How Effective Is The HIPAA Regulations?

Dawn Burriss of Optimize MagazineĀ has written a wonderful article on the HIPAA regulations and whether it has really changed anything at all. She has first hand knowledge of how everything used to be before going electronic and helped mold what we now know as HIPAA.

“More than a decade ago, I had the opportunity to help shape the early health-care transaction standards that would one day become HIPAA. I worked on the American National Standards Institute’s X12 835 committee to define the first version of standard remittance advice, which is now a HIPAA standard. Back then, we could only imagine a time when the health-care industry would give up its paper processes and go electronic. Thanks to HIPAA and the hard work of several industry organizations, standardized formats finally arrived, and electronic-transaction usage increased as a direct result.”

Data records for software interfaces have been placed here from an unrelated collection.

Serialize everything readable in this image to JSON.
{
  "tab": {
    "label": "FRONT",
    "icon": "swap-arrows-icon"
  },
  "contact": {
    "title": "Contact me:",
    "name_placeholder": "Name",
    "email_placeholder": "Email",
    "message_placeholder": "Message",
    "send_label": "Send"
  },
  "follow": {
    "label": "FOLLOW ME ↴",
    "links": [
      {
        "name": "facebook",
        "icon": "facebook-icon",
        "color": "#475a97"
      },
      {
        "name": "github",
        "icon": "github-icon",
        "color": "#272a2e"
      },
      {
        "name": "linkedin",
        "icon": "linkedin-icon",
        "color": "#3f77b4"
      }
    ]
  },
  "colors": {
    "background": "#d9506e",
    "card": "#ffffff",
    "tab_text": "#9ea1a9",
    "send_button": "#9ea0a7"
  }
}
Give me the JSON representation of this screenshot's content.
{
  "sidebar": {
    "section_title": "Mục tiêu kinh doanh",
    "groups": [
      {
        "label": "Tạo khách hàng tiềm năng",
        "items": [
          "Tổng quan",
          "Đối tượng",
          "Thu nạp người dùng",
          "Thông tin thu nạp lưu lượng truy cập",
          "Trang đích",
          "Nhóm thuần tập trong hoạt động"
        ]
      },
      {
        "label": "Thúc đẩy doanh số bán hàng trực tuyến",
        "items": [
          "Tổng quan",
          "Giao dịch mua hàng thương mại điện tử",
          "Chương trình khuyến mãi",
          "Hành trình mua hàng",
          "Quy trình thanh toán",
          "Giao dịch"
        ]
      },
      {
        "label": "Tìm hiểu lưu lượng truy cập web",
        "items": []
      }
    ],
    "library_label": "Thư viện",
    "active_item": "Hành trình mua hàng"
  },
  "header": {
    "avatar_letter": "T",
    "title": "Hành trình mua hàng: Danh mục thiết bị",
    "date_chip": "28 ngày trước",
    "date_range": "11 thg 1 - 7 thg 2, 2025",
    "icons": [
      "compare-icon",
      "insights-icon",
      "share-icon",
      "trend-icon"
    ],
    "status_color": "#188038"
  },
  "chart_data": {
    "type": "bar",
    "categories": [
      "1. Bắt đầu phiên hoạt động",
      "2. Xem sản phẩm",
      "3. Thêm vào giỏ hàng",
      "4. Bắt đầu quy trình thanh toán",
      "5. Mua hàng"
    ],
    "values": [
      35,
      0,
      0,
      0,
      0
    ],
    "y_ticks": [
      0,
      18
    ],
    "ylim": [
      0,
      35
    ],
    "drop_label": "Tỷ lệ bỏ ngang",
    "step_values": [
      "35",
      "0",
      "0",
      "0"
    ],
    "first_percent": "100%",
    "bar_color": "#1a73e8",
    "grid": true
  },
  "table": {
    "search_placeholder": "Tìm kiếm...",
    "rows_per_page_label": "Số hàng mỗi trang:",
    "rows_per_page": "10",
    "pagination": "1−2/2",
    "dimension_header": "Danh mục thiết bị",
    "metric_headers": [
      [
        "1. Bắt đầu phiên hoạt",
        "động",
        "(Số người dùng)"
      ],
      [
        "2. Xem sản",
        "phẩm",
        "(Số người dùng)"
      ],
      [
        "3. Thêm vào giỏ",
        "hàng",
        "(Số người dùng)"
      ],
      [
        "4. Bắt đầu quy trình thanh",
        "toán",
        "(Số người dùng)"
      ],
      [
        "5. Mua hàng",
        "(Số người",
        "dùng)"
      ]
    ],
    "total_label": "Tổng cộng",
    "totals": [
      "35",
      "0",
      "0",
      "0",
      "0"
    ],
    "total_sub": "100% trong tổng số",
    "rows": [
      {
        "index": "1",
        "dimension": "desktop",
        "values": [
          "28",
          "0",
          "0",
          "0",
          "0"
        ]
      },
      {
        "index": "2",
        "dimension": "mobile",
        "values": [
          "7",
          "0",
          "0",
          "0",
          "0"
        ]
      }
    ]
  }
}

“The Department of Justice now has the authority to pursue only violations of the most egregious natureā€”those that represent deliberate misuse of patient information. The penalties for lesser violations, such as inadvertent disclosures of health information, were set in the original HIPAA legislation and aren’t, at first glance, particularly onerous: a minimum of $100 per violation per year, and a maximum of $25,000 per year per violation. The real deterrent isn’t the fines themselves, but the bad publicity that befalls an organization when fines are imposed.”

Sorry, comments are closed for this post.